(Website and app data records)
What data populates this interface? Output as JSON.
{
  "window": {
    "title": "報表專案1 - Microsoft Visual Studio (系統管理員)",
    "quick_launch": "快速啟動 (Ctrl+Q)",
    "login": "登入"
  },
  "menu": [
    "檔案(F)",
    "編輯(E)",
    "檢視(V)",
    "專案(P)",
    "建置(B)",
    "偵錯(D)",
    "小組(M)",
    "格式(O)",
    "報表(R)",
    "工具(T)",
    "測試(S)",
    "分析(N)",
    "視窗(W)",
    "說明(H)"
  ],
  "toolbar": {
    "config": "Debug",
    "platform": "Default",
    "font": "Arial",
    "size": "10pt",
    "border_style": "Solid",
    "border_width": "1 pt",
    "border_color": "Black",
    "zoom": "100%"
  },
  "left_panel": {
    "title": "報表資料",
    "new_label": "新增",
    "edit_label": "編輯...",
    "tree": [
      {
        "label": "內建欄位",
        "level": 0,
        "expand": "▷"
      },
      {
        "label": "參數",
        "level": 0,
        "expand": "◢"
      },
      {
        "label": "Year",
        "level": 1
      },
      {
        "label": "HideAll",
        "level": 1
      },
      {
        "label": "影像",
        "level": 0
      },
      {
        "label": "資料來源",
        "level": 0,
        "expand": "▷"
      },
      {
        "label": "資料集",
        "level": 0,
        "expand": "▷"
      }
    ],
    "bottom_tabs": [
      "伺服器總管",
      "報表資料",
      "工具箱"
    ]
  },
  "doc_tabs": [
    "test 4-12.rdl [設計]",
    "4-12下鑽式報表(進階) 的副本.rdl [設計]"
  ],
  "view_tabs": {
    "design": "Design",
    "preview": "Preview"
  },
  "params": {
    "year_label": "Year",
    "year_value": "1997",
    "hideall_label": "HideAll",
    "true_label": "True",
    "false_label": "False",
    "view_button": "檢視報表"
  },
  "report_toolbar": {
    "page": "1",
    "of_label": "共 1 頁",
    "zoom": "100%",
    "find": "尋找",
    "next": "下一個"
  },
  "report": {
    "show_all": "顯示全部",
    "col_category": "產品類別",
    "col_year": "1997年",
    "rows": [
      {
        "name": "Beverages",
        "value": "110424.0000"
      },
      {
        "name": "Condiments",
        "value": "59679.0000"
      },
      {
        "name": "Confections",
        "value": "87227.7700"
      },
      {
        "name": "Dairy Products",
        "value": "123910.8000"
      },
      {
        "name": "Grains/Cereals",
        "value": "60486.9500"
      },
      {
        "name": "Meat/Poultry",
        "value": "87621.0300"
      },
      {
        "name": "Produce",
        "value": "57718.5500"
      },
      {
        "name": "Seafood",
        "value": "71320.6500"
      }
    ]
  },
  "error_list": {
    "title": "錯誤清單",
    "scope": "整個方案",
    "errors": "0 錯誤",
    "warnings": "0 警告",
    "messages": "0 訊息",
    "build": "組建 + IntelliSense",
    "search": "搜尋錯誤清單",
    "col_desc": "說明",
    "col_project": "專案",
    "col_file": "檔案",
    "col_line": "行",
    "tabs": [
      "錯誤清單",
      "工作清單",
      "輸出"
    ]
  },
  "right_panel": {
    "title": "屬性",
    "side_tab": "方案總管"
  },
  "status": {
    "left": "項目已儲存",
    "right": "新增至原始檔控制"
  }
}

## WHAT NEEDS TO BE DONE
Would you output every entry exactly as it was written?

## RESULT
What data populates this interface? Output as JSON.
{
  "window": {
    "title": "報表專案1 - Microsoft Visual Studio (系統管理員)",
    "quick_launch": "快速啟動 (Ctrl+Q)",
    "login": "登入"
  },
  "menu": [
    "檔案(F)",
    "編輯(E)",
    "檢視(V)",
    "專案(P)",
    "建置(B)",
    "偵錯(D)",
    "小組(M)",
    "格式(O)",
    "報表(R)",
    "工具(T)",
    "測試(S)",
    "分析(N)",
    "視窗(W)",
    "說明(H)"
  ],
  "toolbar": {
    "config": "Debug",
    "platform": "Default",
    "font": "Arial",
    "size": "10pt",
    "border_style": "Solid",
    "border_width": "1 pt",
    "border_color": "Black",
    "zoom": "100%"
  },
  "left_panel": {
    "title": "報表資料",
    "new_label": "新增",
    "edit_label": "編輯...",
    "tree": [
      {
        "label": "內建欄位",
        "level": 0,
        "expand": "▷"
      },
      {
        "label": "參數",
        "level": 0,
        "expand": "◢"
      },
      {
        "label": "Year",
        "level": 1
      },
      {
        "label": "HideAll",
        "level": 1
      },
      {
        "label": "影像",
        "level": 0
      },
      {
        "label": "資料來源",
        "level": 0,
        "expand": "▷"
      },
      {
        "label": "資料集",
        "level": 0,
        "expand": "▷"
      }
    ],
    "bottom_tabs": [
      "伺服器總管",
      "報表資料",
      "工具箱"
    ]
  },
  "doc_tabs": [
    "test 4-12.rdl [設計]",
    "4-12下鑽式報表(進階) 的副本.rdl [設計]"
  ],
  "view_tabs": {
    "design": "Design",
    "preview": "Preview"
  },
  "params": {
    "year_label": "Year",
    "year_value": "1997",
    "hideall_label": "HideAll",
    "true_label": "True",
    "false_label": "False",
    "view_button": "檢視報表"
  },
  "report_toolbar": {
    "page": "1",
    "of_label": "共 1 頁",
    "zoom": "100%",
    "find": "尋找",
    "next": "下一個"
  },
  "report": {
    "show_all": "顯示全部",
    "col_category": "產品類別",
    "col_year": "1997年",
    "rows": [
      {
        "name": "Beverages",
        "value": "110424.0000"
      },
      {
        "name": "Condiments",
        "value": "59679.0000"
      },
      {
        "name": "Confections",
        "value": "87227.7700"
      },
      {
        "name": "Dairy Products",
        "value": "123910.8000"
      },
      {
        "name": "Grains/Cereals",
        "value": "60486.9500"
      },
      {
        "name": "Meat/Poultry",
        "value": "87621.0300"
      },
      {
        "name": "Produce",
        "value": "57718.5500"
      },
      {
        "name": "Seafood",
        "value": "71320.6500"
      }
    ]
  },
  "error_list": {
    "title": "錯誤清單",
    "scope": "整個方案",
    "errors": "0 錯誤",
    "warnings": "0 警告",
    "messages": "0 訊息",
    "build": "組建 + IntelliSense",
    "search": "搜尋錯誤清單",
    "col_desc": "說明",
    "col_project": "專案",
    "col_file": "檔案",
    "col_line": "行",
    "tabs": [
      "錯誤清單",
      "工作清單",
      "輸出"
    ]
  },
  "right_panel": {
    "title": "屬性",
    "side_tab": "方案總管"
  },
  "status": {
    "left": "項目已儲存",
    "right": "新增至原始檔控制"
  }
}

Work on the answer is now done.